▸ WHAT THE TASK ASKS
The entries are to be reproduced verbatim, with all pictures omitted.

--- SUPPLIED RECORDS Enclosed Below ---

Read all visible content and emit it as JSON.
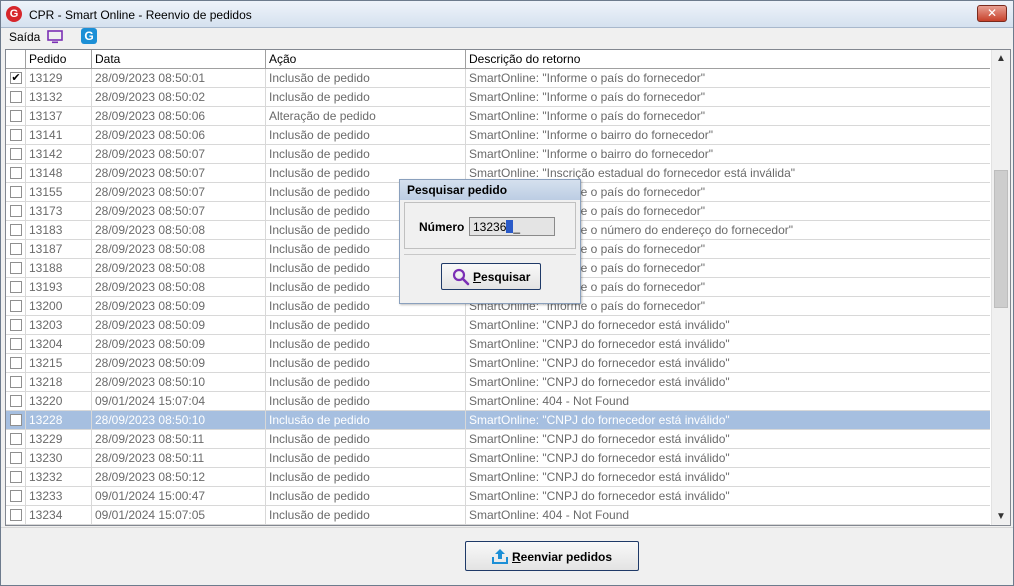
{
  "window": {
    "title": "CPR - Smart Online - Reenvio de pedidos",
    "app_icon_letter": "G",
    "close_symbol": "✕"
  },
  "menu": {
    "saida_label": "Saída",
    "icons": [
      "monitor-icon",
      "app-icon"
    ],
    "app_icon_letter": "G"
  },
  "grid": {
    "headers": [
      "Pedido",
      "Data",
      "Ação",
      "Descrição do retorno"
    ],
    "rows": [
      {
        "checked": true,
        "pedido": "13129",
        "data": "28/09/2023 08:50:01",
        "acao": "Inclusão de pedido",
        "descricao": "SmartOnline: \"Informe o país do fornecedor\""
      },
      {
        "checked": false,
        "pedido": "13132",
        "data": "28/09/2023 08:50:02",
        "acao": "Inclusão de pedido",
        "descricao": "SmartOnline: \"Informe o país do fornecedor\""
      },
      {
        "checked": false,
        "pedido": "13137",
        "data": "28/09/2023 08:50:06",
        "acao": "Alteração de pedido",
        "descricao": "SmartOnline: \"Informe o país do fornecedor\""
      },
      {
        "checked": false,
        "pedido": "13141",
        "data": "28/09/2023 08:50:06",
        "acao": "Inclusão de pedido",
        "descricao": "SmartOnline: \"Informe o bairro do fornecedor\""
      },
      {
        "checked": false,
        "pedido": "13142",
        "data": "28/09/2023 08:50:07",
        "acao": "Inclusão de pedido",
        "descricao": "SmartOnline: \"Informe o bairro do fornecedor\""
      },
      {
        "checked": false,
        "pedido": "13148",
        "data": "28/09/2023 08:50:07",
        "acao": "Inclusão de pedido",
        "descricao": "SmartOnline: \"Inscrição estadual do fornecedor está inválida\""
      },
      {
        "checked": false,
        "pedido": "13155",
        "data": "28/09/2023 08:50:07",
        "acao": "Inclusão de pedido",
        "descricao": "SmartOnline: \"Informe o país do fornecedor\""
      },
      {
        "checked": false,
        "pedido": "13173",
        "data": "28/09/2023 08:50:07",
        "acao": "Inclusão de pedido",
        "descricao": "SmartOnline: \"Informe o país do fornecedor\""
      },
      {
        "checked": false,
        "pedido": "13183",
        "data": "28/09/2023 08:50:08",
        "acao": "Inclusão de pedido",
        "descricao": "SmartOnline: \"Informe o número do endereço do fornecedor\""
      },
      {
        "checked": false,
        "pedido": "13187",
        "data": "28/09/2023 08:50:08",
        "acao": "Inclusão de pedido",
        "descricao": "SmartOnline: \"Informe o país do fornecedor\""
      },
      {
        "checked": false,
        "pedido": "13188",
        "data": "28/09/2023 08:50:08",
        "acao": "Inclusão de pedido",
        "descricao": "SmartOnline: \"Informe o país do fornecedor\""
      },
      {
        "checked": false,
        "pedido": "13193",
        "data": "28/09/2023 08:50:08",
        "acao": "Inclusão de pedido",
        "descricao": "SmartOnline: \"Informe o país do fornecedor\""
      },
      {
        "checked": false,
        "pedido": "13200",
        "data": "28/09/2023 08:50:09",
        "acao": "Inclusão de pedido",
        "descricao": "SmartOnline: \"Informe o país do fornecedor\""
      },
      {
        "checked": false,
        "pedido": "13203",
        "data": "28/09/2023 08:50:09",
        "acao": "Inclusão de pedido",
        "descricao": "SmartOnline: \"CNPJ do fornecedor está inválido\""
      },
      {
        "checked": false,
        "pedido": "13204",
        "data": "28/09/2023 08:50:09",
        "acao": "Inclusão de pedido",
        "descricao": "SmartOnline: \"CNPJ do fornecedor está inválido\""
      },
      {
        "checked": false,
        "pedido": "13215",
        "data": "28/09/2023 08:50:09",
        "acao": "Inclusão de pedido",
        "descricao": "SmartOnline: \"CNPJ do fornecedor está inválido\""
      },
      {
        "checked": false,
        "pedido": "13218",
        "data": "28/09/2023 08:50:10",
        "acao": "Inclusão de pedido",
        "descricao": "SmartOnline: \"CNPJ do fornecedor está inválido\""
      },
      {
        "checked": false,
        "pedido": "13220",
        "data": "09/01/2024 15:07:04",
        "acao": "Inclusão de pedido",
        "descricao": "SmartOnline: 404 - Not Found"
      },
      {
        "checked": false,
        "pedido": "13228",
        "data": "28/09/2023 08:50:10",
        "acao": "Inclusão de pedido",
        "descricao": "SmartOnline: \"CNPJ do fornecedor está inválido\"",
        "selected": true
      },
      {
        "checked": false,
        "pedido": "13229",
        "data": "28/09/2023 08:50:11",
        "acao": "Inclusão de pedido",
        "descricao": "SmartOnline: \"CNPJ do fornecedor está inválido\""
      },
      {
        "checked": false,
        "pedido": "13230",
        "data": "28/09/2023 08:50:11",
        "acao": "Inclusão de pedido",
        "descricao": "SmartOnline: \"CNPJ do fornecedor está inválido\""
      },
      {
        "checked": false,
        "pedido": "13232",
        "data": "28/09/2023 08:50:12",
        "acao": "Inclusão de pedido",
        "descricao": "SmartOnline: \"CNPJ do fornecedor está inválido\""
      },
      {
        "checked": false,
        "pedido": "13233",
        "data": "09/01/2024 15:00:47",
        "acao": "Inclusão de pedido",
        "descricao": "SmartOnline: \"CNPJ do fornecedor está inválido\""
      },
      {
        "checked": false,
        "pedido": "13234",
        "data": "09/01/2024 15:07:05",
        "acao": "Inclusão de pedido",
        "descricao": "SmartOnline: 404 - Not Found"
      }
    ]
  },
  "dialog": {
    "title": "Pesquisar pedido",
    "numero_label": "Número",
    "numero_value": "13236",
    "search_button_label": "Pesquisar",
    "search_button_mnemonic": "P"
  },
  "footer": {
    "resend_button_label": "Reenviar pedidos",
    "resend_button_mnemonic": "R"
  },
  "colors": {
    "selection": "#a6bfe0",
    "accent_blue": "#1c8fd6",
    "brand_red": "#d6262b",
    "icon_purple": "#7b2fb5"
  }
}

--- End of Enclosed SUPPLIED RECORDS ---

▸ RESULT OF THE TASK
Read all visible content and emit it as JSON.
{
  "window": {
    "title": "CPR - Smart Online - Reenvio de pedidos",
    "app_icon_letter": "G",
    "close_symbol": "✕"
  },
  "menu": {
    "saida_label": "Saída",
    "icons": [
      "monitor-icon",
      "app-icon"
    ],
    "app_icon_letter": "G"
  },
  "grid": {
    "headers": [
      "Pedido",
      "Data",
      "Ação",
      "Descrição do retorno"
    ],
    "rows": [
      {
        "checked": true,
        "pedido": "13129",
        "data": "28/09/2023 08:50:01",
        "acao": "Inclusão de pedido",
        "descricao": "SmartOnline: \"Informe o país do fornecedor\""
      },
      {
        "checked": false,
        "pedido": "13132",
        "data": "28/09/2023 08:50:02",
        "acao": "Inclusão de pedido",
        "descricao": "SmartOnline: \"Informe o país do fornecedor\""
      },
      {
        "checked": false,
        "pedido": "13137",
        "data": "28/09/2023 08:50:06",
        "acao": "Alteração de pedido",
        "descricao": "SmartOnline: \"Informe o país do fornecedor\""
      },
      {
        "checked": false,
        "pedido": "13141",
        "data": "28/09/2023 08:50:06",
        "acao": "Inclusão de pedido",
        "descricao": "SmartOnline: \"Informe o bairro do fornecedor\""
      },
      {
        "checked": false,
        "pedido": "13142",
        "data": "28/09/2023 08:50:07",
        "acao": "Inclusão de pedido",
        "descricao": "SmartOnline: \"Informe o bairro do fornecedor\""
      },
      {
        "checked": false,
        "pedido": "13148",
        "data": "28/09/2023 08:50:07",
        "acao": "Inclusão de pedido",
        "descricao": "SmartOnline: \"Inscrição estadual do fornecedor está inválida\""
      },
      {
        "checked": false,
        "pedido": "13155",
        "data": "28/09/2023 08:50:07",
        "acao": "Inclusão de pedido",
        "descricao": "SmartOnline: \"Informe o país do fornecedor\""
      },
      {
        "checked": false,
        "pedido": "13173",
        "data": "28/09/2023 08:50:07",
        "acao": "Inclusão de pedido",
        "descricao": "SmartOnline: \"Informe o país do fornecedor\""
      },
      {
        "checked": false,
        "pedido": "13183",
        "data": "28/09/2023 08:50:08",
        "acao": "Inclusão de pedido",
        "descricao": "SmartOnline: \"Informe o número do endereço do fornecedor\""
      },
      {
        "checked": false,
        "pedido": "13187",
        "data": "28/09/2023 08:50:08",
        "acao": "Inclusão de pedido",
        "descricao": "SmartOnline: \"Informe o país do fornecedor\""
      },
      {
        "checked": false,
        "pedido": "13188",
        "data": "28/09/2023 08:50:08",
        "acao": "Inclusão de pedido",
        "descricao": "SmartOnline: \"Informe o país do fornecedor\""
      },
      {
        "checked": false,
        "pedido": "13193",
        "data": "28/09/2023 08:50:08",
        "acao": "Inclusão de pedido",
        "descricao": "SmartOnline: \"Informe o país do fornecedor\""
      },
      {
        "checked": false,
        "pedido": "13200",
        "data": "28/09/2023 08:50:09",
        "acao": "Inclusão de pedido",
        "descricao": "SmartOnline: \"Informe o país do fornecedor\""
      },
      {
        "checked": false,
        "pedido": "13203",
        "data": "28/09/2023 08:50:09",
        "acao": "Inclusão de pedido",
        "descricao": "SmartOnline: \"CNPJ do fornecedor está inválido\""
      },
      {
        "checked": false,
        "pedido": "13204",
        "data": "28/09/2023 08:50:09",
        "acao": "Inclusão de pedido",
        "descricao": "SmartOnline: \"CNPJ do fornecedor está inválido\""
      },
      {
        "checked": false,
        "pedido": "13215",
        "data": "28/09/2023 08:50:09",
        "acao": "Inclusão de pedido",
        "descricao": "SmartOnline: \"CNPJ do fornecedor está inválido\""
      },
      {
        "checked": false,
        "pedido": "13218",
        "data": "28/09/2023 08:50:10",
        "acao": "Inclusão de pedido",
        "descricao": "SmartOnline: \"CNPJ do fornecedor está inválido\""
      },
      {
        "checked": false,
        "pedido": "13220",
        "data": "09/01/2024 15:07:04",
        "acao": "Inclusão de pedido",
        "descricao": "SmartOnline: 404 - Not Found"
      },
      {
        "checked": false,
        "pedido": "13228",
        "data": "28/09/2023 08:50:10",
        "acao": "Inclusão de pedido",
        "descricao": "SmartOnline: \"CNPJ do fornecedor está inválido\"",
        "selected": true
      },
      {
        "checked": false,
        "pedido": "13229",
        "data": "28/09/2023 08:50:11",
        "acao": "Inclusão de pedido",
        "descricao": "SmartOnline: \"CNPJ do fornecedor está inválido\""
      },
      {
        "checked": false,
        "pedido": "13230",
        "data": "28/09/2023 08:50:11",
        "acao": "Inclusão de pedido",
        "descricao": "SmartOnline: \"CNPJ do fornecedor está inválido\""
      },
      {
        "checked": false,
        "pedido": "13232",
        "data": "28/09/2023 08:50:12",
        "acao": "Inclusão de pedido",
        "descricao": "SmartOnline: \"CNPJ do fornecedor está inválido\""
      },
      {
        "checked": false,
        "pedido": "13233",
        "data": "09/01/2024 15:00:47",
        "acao": "Inclusão de pedido",
        "descricao": "SmartOnline: \"CNPJ do fornecedor está inválido\""
      },
      {
        "checked": false,
        "pedido": "13234",
        "data": "09/01/2024 15:07:05",
        "acao": "Inclusão de pedido",
        "descricao": "SmartOnline: 404 - Not Found"
      }
    ]
  },
  "dialog": {
    "title": "Pesquisar pedido",
    "numero_label": "Número",
    "numero_value": "13236",
    "search_button_label": "Pesquisar",
    "search_button_mnemonic": "P"
  },
  "footer": {
    "resend_button_label": "Reenviar pedidos",
    "resend_button_mnemonic": "R"
  },
  "colors": {
    "selection": "#a6bfe0",
    "accent_blue": "#1c8fd6",
    "brand_red": "#d6262b",
    "icon_purple": "#7b2fb5"
  }
}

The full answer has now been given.